_Description of the task_. Please count how many lines of the data include the word "version". Give only that number in reply.
Excerpted records START
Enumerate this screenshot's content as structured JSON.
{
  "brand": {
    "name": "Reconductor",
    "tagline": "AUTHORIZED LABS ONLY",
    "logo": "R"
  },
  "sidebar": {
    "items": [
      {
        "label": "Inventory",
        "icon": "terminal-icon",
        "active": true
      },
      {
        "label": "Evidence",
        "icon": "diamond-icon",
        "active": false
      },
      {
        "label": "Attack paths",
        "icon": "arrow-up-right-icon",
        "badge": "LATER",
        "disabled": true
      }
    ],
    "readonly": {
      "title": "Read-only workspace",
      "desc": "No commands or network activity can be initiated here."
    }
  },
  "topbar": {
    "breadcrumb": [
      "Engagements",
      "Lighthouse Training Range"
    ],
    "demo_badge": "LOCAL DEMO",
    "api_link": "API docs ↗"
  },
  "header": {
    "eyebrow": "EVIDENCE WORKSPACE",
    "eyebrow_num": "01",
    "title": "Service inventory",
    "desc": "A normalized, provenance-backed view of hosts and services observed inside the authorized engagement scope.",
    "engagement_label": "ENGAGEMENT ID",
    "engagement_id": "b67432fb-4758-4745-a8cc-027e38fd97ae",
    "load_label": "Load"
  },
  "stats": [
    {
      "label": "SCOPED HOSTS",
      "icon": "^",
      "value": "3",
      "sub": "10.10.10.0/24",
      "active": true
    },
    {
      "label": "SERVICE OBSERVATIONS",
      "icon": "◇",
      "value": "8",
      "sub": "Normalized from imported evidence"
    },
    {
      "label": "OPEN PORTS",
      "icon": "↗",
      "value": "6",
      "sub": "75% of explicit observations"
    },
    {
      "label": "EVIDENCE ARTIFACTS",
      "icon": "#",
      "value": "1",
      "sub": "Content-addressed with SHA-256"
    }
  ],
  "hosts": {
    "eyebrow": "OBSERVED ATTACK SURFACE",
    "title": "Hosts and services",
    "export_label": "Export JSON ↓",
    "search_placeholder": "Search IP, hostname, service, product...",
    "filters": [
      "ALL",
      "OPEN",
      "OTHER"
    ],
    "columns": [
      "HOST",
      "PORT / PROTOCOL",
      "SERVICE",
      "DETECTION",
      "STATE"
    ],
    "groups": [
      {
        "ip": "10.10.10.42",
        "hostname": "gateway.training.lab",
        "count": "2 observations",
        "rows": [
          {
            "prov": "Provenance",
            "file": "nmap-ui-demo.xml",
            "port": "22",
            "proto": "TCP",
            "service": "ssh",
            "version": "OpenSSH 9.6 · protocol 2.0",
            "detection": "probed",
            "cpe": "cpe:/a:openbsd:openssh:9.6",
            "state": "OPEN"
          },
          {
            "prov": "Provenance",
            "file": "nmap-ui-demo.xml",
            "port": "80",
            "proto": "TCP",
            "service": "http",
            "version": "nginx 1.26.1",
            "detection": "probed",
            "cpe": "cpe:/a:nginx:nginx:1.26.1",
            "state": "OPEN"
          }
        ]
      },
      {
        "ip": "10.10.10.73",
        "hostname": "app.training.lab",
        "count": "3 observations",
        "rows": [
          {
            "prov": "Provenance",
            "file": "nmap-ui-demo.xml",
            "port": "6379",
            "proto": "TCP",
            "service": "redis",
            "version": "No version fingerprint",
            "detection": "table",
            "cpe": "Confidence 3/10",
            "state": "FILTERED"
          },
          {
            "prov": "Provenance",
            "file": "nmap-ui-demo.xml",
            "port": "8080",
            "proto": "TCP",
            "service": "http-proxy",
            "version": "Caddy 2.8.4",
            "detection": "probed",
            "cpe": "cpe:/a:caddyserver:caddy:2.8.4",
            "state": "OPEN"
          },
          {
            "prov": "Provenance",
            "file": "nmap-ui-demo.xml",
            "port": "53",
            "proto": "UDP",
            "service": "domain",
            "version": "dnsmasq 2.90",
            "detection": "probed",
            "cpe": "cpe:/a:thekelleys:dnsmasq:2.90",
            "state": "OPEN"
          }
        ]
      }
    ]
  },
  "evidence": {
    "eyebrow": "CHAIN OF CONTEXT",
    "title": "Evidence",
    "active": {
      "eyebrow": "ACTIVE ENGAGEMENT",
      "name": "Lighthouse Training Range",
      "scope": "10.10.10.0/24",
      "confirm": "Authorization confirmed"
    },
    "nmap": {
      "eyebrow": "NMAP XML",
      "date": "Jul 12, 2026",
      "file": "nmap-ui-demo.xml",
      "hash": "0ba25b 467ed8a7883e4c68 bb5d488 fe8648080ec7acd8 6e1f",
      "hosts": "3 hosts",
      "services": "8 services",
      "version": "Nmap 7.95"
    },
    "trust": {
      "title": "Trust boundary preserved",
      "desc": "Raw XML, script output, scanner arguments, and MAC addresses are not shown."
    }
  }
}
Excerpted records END
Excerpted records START
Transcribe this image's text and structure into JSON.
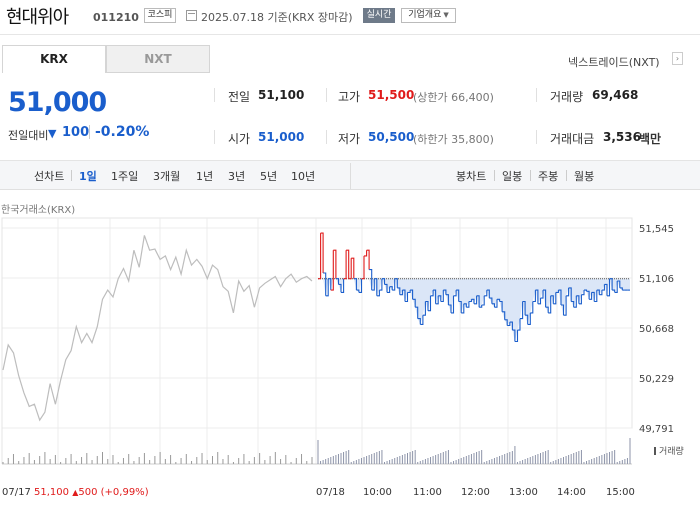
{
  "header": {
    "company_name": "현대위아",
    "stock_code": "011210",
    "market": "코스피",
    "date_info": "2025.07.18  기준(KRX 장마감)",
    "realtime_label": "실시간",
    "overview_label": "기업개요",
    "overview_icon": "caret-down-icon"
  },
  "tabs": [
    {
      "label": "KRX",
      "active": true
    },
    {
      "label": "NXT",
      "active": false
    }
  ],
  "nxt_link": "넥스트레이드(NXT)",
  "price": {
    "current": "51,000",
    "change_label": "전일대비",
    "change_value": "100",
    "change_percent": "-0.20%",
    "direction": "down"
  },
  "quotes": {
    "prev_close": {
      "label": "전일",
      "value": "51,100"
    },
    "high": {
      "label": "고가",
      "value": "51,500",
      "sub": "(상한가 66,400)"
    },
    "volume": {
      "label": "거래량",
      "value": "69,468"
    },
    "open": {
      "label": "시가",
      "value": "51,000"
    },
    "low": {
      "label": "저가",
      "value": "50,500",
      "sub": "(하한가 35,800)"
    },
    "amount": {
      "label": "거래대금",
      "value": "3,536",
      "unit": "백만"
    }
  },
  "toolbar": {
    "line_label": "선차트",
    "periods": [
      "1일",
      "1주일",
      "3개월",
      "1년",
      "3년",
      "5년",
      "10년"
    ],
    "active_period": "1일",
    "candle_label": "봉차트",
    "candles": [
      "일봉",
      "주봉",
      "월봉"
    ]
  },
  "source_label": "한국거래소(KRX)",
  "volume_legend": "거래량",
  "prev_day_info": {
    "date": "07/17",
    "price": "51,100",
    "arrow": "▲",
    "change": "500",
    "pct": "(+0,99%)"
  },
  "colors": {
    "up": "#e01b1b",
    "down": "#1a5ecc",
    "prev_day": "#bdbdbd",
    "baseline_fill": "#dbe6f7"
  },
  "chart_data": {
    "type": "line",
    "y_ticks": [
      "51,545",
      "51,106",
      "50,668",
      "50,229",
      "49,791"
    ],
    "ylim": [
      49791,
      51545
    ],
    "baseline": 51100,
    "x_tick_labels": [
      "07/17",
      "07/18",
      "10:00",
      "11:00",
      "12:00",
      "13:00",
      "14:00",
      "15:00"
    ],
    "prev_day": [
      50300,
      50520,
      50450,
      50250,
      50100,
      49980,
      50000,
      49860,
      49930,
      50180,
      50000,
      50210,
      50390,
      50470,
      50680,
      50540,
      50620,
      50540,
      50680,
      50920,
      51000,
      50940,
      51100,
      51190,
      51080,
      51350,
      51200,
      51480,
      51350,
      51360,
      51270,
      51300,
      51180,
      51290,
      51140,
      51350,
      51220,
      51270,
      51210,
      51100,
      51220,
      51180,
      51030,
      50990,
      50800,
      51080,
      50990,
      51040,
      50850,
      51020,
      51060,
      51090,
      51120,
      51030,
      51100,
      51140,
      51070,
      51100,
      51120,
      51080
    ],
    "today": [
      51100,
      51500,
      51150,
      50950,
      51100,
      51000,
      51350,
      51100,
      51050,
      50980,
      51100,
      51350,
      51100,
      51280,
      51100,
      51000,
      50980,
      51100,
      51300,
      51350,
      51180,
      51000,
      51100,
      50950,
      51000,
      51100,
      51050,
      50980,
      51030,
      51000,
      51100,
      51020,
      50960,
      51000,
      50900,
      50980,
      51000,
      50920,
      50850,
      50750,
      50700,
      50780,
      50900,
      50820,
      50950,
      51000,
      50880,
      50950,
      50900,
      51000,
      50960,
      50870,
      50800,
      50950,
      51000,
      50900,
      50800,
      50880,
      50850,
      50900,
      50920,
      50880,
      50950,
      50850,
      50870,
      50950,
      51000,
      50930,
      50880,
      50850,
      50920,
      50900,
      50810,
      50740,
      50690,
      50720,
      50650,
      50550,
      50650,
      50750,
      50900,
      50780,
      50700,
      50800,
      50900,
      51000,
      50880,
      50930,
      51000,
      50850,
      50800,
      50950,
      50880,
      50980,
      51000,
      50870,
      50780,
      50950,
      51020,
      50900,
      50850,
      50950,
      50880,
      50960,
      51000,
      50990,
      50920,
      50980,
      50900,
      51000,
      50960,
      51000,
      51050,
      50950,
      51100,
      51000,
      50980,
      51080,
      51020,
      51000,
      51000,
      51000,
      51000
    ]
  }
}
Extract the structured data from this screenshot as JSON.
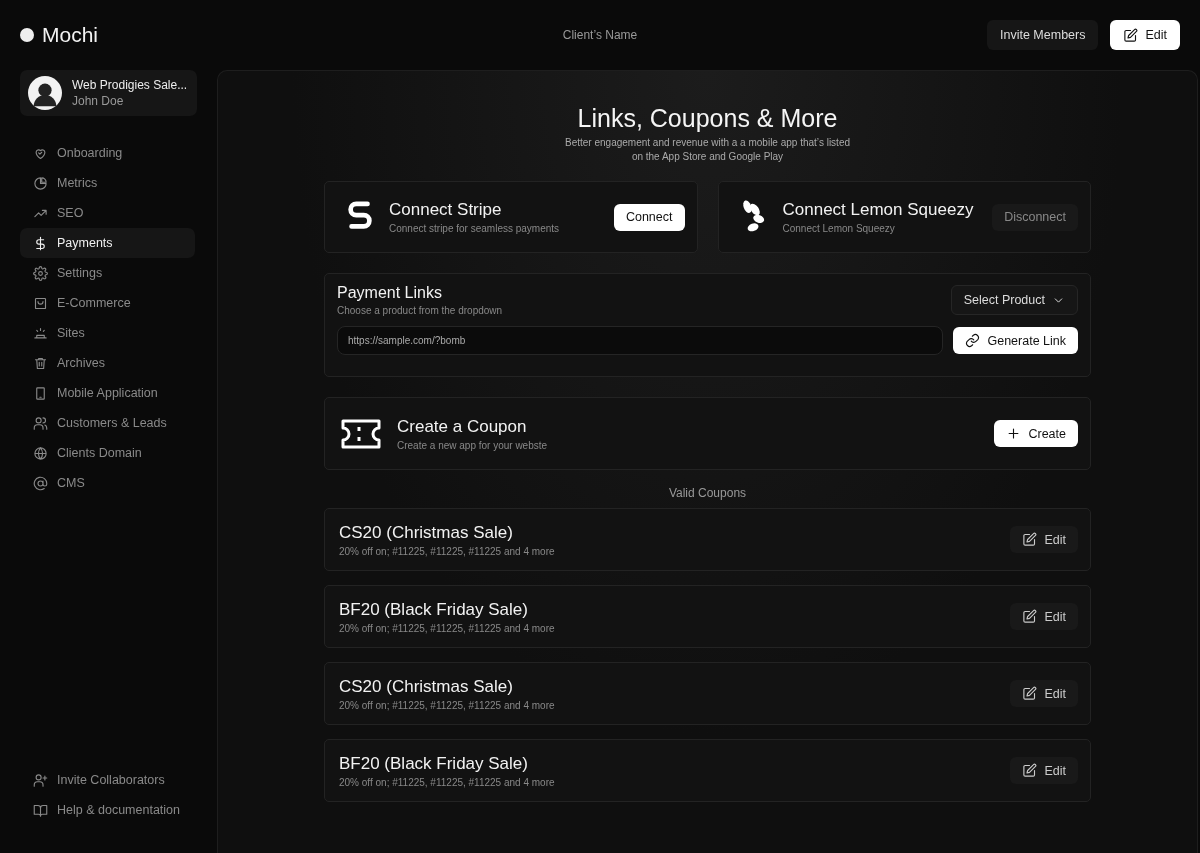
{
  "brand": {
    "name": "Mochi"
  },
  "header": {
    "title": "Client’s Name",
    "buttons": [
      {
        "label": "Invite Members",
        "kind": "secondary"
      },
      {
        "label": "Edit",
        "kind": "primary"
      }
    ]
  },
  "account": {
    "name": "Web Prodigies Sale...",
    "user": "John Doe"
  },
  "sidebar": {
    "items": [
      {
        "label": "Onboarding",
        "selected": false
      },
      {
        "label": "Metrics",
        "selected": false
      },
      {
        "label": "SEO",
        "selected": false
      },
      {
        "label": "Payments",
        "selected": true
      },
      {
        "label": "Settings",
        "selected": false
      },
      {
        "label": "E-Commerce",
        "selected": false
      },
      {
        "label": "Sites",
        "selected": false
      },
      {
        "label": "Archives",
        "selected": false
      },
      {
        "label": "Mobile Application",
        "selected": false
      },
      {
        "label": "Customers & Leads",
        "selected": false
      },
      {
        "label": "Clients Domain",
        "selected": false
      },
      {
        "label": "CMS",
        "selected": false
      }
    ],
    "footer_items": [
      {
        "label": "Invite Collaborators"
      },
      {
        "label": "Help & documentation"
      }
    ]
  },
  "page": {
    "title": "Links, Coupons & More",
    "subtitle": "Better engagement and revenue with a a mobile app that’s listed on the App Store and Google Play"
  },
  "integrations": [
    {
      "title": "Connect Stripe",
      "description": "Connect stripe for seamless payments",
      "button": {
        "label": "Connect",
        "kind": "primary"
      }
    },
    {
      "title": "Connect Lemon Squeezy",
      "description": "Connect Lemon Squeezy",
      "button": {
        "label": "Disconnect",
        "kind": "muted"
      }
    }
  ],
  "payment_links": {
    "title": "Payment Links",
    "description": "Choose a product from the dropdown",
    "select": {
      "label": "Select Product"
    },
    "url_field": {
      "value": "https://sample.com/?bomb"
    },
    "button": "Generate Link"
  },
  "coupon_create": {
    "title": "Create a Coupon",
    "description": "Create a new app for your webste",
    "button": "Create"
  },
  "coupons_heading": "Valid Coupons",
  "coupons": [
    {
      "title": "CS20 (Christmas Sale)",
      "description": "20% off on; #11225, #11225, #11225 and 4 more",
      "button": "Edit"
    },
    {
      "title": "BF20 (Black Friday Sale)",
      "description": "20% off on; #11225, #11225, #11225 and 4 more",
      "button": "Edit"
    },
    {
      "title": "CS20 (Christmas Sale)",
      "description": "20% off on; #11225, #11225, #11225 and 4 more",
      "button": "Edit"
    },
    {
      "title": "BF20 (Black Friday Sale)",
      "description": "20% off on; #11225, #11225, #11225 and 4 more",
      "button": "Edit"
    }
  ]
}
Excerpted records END
_Task response_. 6